Recently, Gov. Granholm, who has been supportive of the program, has been going around the state visiting universities, trying to urge students to lobby against senators and representatives to help reinstate the program.
“I guess I’m still hoping, not just as an employee here, but as a taxpayer, that they’ll find money for this program. Whenever, next month, next year,” said Bigalk. “It’s too bad it was called the Promise Scholarship.”
Many other schools across the state have come up with different solutions to the problem.
Grand Valley State University sent out e-mails to their students in September warning them that the Promise Scholarship funding might fall through and notifying them of the money they may owe. GVSU President Thomas J. Haas said in the e-mail that he was “disappointed beyond words” that the university would have to bill their students for the money that was promised by the state. Now that the scholarship is officially gone, those students will have to pay that money.
Michigan Technological University decided to pay the amounts their students were expecting for the fall semester. They compensated for the Promise Scholarship with money from their scholarship fund that already existed.
“We don’t want to penalize students for a bill that was supposedly paid for already,” said Michael Roose, assistant director of financial aid at Michigan Tech.

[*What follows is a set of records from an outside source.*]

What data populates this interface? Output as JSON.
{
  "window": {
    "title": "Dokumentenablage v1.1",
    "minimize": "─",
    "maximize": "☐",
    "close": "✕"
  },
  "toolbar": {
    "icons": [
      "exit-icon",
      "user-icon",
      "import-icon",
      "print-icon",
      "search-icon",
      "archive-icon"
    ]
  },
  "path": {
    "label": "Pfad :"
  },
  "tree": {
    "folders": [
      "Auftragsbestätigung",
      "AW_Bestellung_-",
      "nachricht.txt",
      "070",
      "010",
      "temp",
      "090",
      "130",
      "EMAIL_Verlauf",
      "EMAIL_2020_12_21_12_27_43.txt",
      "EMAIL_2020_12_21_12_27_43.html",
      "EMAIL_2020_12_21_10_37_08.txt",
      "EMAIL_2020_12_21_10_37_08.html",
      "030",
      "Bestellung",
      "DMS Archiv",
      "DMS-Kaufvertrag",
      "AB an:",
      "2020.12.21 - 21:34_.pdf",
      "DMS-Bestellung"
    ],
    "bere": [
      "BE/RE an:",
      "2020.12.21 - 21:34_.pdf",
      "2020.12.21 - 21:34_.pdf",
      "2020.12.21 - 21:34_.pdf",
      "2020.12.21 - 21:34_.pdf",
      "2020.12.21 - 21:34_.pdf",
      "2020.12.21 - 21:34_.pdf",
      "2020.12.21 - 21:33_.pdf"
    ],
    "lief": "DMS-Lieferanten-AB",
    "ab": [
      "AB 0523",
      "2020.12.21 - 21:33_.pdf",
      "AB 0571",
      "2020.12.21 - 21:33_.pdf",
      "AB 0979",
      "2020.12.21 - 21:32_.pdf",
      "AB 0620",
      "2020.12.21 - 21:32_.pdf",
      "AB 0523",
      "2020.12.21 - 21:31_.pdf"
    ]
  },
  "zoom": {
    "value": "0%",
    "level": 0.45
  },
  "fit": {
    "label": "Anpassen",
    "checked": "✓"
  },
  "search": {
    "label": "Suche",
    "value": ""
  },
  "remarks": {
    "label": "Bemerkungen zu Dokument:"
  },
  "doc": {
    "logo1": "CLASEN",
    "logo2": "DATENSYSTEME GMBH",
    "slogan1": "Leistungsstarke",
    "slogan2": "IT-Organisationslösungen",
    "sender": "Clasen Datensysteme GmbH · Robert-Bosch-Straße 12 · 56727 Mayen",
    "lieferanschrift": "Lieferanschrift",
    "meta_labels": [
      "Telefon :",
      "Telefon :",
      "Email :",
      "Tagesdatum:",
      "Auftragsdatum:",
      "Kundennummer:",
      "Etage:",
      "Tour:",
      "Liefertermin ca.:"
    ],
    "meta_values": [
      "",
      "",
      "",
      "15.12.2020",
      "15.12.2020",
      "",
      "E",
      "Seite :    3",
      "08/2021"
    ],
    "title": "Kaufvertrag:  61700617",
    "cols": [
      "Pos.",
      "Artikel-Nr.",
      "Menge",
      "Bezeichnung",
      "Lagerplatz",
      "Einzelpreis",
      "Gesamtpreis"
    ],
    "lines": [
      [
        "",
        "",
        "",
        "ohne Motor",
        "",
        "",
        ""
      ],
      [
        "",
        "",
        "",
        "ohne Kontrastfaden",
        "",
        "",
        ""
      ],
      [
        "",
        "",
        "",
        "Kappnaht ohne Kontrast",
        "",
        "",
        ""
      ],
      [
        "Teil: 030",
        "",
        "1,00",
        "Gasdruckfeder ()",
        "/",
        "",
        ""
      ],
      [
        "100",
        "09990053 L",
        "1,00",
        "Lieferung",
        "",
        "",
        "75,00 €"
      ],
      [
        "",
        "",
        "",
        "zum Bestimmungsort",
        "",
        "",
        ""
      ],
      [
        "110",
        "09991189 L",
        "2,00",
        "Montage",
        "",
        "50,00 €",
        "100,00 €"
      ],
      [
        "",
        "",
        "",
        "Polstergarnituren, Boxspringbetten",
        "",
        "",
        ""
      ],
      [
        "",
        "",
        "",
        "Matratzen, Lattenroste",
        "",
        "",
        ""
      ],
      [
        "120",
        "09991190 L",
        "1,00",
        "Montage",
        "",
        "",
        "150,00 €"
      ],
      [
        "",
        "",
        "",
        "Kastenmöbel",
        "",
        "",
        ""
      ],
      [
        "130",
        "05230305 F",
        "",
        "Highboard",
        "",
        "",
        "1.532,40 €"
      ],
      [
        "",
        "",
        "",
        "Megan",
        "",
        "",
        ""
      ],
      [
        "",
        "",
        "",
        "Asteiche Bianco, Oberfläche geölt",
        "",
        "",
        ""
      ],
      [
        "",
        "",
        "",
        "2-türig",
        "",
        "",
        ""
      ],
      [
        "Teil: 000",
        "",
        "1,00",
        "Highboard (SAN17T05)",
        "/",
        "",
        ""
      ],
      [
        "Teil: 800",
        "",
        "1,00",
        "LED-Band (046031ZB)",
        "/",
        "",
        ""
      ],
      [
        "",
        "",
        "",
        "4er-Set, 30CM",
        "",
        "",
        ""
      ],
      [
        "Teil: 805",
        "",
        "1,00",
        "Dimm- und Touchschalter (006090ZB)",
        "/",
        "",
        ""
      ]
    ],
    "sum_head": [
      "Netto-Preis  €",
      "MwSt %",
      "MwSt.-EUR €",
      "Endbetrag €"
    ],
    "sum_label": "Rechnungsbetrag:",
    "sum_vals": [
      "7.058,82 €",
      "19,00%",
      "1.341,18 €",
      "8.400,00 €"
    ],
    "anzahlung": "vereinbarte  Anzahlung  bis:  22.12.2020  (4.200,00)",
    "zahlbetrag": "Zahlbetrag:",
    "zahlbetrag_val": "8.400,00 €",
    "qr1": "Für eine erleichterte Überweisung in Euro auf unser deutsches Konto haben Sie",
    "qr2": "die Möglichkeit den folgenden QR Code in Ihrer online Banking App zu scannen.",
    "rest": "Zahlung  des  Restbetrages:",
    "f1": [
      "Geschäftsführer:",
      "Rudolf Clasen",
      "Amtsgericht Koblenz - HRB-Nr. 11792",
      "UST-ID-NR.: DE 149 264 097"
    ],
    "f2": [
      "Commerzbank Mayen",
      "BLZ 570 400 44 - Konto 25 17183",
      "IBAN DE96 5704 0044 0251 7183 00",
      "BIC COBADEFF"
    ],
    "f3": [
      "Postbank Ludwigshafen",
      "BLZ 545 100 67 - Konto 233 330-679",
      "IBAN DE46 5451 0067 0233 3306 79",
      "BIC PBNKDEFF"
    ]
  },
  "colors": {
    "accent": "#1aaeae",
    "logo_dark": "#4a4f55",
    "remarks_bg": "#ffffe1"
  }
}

Gavin Leach, vice president of finance and administration, said that the loan program was the best solution for Northern of all the alternatives they considered.
“Obviously, it’s the state that reneged on what they should provide to the students and what they agreed to,” said Leach. “We’ve been looking from the time in the summer when we started to get word that the funding might be lost. We looked at a way to handle it. Some schools just said, you have to owe it either way. We looked at what we could provide our students.”
Leach said that although times are difficult right now, he hopes that the state will come up for funding for the Promise Scholarship.
“We think the state should come through for the students because it’s the right thing to do. Hopefully they’re able to find a way to fund the program. Especially for the students who were due money this fall already,” Leach said.
Junior zoology major Zoe Davison was expecting the money for this semester applied for the loan when she first heard of it, and said it was a better option than having to pay for it immediately.
“I think it’s a shame that we had to come to the loan situation. I wish the money that was promised to me was there, because I already have enough student loans,” said Davison. “But it’s definitely better than nothing and I’m glad the school came up for it.”
Davison said she is paying her way through school and was disappointed when she realized she’d have to pay additional money.
“Since I know NMU doesn’t have the money to just give it to students, I think this is a good alternative that we get to have this loan. Especially since it’s interest free,” Davison said.